* **EXERCISE**:
In the entries below, spot each line with the word "rotate" and copy it.
┄┄┄┄┄┄
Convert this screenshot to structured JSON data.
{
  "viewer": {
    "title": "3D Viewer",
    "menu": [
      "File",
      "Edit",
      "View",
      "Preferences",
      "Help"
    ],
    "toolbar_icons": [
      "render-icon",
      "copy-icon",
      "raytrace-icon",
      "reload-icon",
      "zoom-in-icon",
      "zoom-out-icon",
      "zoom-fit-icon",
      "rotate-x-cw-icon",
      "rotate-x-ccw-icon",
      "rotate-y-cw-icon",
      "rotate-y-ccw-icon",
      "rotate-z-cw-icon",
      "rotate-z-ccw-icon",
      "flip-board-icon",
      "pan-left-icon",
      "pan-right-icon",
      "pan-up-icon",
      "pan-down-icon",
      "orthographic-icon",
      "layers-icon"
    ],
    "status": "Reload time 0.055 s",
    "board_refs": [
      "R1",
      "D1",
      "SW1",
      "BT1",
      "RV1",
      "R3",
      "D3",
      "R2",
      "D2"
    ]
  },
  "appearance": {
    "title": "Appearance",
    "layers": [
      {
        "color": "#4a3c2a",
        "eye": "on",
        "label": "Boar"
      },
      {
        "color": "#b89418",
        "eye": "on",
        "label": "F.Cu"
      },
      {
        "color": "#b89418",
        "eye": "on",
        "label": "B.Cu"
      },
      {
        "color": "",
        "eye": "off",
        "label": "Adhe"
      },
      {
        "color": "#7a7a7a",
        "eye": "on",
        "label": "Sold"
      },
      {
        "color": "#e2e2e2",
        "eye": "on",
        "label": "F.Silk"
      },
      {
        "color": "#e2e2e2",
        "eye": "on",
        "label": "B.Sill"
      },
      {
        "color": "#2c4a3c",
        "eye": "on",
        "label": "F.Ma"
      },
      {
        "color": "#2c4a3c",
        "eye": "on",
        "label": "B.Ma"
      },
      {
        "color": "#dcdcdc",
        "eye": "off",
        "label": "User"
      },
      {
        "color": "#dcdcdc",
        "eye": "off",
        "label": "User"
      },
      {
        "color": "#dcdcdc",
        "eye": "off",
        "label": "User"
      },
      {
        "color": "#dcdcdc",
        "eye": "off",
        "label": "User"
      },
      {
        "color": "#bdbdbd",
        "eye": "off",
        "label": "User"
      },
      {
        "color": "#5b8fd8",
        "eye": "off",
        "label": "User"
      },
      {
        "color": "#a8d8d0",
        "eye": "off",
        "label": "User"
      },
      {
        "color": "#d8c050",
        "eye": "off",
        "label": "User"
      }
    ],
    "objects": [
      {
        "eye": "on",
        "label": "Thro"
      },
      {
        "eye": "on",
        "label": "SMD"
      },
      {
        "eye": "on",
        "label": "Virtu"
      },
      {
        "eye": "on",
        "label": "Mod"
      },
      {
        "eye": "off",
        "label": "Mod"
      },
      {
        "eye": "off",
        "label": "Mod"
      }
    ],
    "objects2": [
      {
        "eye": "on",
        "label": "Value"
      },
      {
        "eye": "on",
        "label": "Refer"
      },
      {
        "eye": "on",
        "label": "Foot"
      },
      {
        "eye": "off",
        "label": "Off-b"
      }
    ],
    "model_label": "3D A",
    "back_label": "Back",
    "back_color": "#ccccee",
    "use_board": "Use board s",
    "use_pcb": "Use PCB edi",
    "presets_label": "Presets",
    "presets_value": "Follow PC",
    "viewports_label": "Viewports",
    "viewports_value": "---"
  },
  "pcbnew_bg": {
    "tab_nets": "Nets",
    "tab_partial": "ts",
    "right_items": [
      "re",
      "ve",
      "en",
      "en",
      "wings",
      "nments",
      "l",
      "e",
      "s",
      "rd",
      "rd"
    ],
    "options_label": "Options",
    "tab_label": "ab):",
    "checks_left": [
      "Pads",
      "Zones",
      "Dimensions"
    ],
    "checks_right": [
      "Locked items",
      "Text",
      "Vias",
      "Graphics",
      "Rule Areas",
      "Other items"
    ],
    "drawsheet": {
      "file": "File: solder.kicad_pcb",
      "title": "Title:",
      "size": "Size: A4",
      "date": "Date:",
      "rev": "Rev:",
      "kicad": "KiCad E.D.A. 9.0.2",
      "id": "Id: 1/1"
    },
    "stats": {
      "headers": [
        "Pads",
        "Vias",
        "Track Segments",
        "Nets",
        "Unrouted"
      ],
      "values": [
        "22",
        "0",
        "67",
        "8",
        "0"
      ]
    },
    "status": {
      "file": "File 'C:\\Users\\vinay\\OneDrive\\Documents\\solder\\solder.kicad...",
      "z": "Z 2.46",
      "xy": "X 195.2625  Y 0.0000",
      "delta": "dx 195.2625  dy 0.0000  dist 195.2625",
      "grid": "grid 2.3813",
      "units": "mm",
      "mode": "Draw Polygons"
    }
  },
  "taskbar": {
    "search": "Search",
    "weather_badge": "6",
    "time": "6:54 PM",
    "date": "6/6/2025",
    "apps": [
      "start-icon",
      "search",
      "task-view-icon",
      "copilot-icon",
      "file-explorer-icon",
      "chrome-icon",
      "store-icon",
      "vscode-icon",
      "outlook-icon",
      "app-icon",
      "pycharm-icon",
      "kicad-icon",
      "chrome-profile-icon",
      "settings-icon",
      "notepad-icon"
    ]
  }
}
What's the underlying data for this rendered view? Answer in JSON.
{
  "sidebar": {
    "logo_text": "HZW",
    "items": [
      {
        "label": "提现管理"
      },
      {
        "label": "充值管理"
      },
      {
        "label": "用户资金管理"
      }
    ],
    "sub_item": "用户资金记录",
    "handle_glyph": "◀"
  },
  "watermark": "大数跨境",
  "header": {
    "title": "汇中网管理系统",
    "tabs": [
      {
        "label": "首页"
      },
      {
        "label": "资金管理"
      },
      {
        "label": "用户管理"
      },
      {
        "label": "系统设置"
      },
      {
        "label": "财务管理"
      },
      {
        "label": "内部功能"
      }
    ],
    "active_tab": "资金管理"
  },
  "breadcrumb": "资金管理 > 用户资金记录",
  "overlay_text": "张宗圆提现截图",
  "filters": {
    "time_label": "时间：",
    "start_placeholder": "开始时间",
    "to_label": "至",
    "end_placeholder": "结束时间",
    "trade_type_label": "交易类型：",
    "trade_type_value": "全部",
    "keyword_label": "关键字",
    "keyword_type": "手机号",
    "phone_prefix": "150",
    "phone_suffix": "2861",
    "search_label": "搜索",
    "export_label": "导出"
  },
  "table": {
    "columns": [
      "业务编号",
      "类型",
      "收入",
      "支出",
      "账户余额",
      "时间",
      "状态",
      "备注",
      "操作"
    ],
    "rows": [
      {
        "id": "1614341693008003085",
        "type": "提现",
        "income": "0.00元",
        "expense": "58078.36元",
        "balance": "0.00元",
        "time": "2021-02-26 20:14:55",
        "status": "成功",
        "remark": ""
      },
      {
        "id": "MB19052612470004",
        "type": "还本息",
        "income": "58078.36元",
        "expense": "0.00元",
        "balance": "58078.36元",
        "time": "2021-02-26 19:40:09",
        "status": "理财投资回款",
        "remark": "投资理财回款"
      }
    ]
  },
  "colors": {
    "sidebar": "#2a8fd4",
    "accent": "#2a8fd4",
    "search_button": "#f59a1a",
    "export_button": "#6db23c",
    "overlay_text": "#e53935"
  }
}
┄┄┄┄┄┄
* **OUTPUT BELOW**:
      "rotate-x-cw-icon",
      "rotate-x-ccw-icon",
      "rotate-y-cw-icon",
      "rotate-y-ccw-icon",
      "rotate-z-cw-icon",
      "rotate-z-ccw-icon",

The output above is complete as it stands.